Chef Erik Slater of Seward, Alaska is a member of the Alaska Seafood Chef Alliance. Erik is committed to sharing the culinary, health, and sustainable benefits of wild and natural Alaska seafood.
Erik Slater’s love of cooking came from his mother, who began honing his skills as soon as he could reach the top of the range. He worked his way around and under some of the best restaurants and chefs in Spokane until 1996, when he dropped everything and moved to Alaska.
Erik cooked all over the state of Alaska before permanently settling in Seward in 2000, where he eventually became Executive Chef of the Resurrection Roadhouse and Fox Island Wilderness Lodge in 2004. In 2011, Slater was selected by Gov. Sean Parnell to represent the state of Alaska at the Great American Seafood Cook Off in New Orleans.
Slater prides himself as an advocate for Alaska seafood, Alaska produce and the amazing people who are building the Alaskan culinary tradition.
In the spring of 2014 Slater and his wife will open the Seward Brewing Company in Seward, Alaska. As the new owner of Seward’s only brewpub, Slater is blending his passion for Alaska and the Pacific Northwest with his unique style of food and beer.
Alaska Salmon with Shoyu Tarragon Sauce
Shoyu Tarragon Sauce:

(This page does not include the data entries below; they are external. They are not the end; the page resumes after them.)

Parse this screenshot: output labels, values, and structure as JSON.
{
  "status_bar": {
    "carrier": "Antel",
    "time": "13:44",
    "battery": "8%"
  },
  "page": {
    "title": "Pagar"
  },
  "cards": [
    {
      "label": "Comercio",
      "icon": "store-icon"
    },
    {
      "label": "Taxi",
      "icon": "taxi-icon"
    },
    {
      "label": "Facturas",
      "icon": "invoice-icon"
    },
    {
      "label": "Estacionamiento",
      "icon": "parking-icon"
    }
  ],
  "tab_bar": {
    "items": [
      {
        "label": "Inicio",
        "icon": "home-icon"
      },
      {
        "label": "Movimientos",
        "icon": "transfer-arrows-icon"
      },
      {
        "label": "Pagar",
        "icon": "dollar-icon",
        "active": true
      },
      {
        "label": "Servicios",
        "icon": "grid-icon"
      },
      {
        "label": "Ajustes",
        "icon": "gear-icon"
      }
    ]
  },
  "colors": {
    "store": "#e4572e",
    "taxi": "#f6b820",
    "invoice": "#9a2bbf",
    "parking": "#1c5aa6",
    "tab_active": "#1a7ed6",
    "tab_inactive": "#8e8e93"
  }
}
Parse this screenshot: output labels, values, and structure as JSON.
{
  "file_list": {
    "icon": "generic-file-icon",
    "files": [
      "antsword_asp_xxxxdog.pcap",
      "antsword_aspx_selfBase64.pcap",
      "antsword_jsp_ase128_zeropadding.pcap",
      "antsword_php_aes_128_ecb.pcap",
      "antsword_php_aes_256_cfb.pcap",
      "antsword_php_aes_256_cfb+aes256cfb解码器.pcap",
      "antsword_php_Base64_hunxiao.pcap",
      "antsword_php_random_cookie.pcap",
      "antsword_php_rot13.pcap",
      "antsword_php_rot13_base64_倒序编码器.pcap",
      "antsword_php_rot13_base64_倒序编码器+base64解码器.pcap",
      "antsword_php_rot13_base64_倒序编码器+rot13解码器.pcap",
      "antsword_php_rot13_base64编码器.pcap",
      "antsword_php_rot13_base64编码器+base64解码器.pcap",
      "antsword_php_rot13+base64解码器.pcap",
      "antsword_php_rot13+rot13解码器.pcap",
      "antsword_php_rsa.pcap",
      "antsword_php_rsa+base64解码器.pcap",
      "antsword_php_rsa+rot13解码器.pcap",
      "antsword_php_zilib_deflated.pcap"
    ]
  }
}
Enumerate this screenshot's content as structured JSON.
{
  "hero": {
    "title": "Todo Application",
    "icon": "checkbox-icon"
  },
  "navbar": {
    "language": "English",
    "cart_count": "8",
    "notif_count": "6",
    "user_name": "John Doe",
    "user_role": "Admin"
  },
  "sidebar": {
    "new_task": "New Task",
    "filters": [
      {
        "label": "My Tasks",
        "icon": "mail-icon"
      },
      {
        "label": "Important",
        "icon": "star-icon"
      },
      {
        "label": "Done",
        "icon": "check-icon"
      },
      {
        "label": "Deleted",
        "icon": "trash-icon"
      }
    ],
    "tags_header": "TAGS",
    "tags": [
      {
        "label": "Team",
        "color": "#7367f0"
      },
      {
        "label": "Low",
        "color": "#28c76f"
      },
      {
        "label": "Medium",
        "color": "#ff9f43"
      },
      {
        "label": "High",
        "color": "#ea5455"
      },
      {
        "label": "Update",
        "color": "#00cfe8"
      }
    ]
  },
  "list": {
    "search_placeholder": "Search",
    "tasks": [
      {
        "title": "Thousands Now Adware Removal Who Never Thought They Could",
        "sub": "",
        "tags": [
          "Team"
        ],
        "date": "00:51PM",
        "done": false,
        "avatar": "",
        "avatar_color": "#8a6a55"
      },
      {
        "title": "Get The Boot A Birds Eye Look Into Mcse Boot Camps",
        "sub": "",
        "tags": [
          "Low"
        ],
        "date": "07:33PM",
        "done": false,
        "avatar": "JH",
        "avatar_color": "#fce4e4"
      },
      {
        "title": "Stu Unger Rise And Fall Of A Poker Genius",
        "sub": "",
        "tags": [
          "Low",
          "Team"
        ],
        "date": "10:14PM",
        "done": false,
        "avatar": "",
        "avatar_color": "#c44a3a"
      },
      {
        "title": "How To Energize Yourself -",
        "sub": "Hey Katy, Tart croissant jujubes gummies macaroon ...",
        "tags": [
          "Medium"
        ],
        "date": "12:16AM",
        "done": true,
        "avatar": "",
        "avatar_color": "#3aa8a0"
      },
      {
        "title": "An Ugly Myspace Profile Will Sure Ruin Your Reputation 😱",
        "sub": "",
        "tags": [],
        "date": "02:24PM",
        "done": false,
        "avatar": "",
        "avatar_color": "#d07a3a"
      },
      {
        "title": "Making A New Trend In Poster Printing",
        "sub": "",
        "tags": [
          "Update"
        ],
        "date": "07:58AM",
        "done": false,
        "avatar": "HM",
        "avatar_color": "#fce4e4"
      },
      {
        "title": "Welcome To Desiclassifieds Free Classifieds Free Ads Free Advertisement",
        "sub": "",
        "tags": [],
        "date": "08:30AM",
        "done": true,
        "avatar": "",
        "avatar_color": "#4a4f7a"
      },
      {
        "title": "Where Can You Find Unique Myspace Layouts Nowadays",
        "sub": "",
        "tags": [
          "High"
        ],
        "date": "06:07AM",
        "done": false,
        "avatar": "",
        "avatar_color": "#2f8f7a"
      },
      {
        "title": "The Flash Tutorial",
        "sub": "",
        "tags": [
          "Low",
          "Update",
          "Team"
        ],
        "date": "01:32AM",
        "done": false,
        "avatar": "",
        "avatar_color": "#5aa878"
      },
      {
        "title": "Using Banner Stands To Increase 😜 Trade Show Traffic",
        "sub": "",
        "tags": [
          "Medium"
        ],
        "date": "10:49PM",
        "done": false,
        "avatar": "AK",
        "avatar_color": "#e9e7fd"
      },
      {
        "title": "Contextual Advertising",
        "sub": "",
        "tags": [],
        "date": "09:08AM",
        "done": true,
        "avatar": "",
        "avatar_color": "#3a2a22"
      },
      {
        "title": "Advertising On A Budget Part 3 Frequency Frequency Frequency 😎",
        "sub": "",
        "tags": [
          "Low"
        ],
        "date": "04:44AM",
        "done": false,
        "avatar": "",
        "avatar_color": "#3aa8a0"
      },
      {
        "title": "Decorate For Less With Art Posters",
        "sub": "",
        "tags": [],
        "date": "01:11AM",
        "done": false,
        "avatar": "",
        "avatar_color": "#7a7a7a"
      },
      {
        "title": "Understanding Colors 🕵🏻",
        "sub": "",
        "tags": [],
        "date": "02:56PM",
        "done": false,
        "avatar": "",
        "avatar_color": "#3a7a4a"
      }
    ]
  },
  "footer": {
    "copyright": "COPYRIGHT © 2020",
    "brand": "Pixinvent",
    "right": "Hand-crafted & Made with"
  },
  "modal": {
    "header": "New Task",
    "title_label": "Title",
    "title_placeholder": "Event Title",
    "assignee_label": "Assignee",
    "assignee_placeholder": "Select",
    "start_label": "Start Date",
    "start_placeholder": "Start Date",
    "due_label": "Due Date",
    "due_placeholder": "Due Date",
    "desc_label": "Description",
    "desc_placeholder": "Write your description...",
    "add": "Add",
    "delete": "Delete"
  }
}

2 garlic cloves
1/3 cup fresh tarragon leaves (loosely packed)
1 teaspoon bottled black bean garlic sauce
1/2 cup shoyu or soy sauce
1/2 cup melted unsalted butter
1 Tablespoon rice wine vinegar or white vinegar
1 Tablespoon honey
4 Alaska Salmon fillets (5 to 6 oz. each), fresh, thawed or frozen
1 Tablespoon olive, canola, peanut or grapeseed oil
2 green onions, chopped
2 Tablespoons sesame seeds
Add all sauce ingredients to blender and puree on high.
Rinse any ice glaze from frozen Alaska Salmon under cold water, pat dry with paper towel. Heat a heavy nonstick skillet over medium-high heat. Brush both sides of salmon with oil. Place salmon in heated skillet skin side up and cook, uncovered, about 3 to 4 minutes, until browned. Shake pan occasionally to keep fish from sticking.
Turn salmon over and baste with sauce. Cover pan tightly and reduce heat to medium. Cook an additional 6 to 8 minutes for frozen salmon or 3 to 4 minutes for fresh/thawed fish, basting occasionally. Cook just until fish is opaque throughout.
To serve, baste with additional sauce. Garnish with green onions and sesame seeds.
Recipe by Alaska Chef Erik Slater. “Shoyu is a Japanese soy sauce which is just a tad sweeter than the familiar soy sauce (use soy if you can’t find shoyu). I use this sauce on grilled salmon, but it works great on any Alaskan fish. Excellent with roasted vegetables!”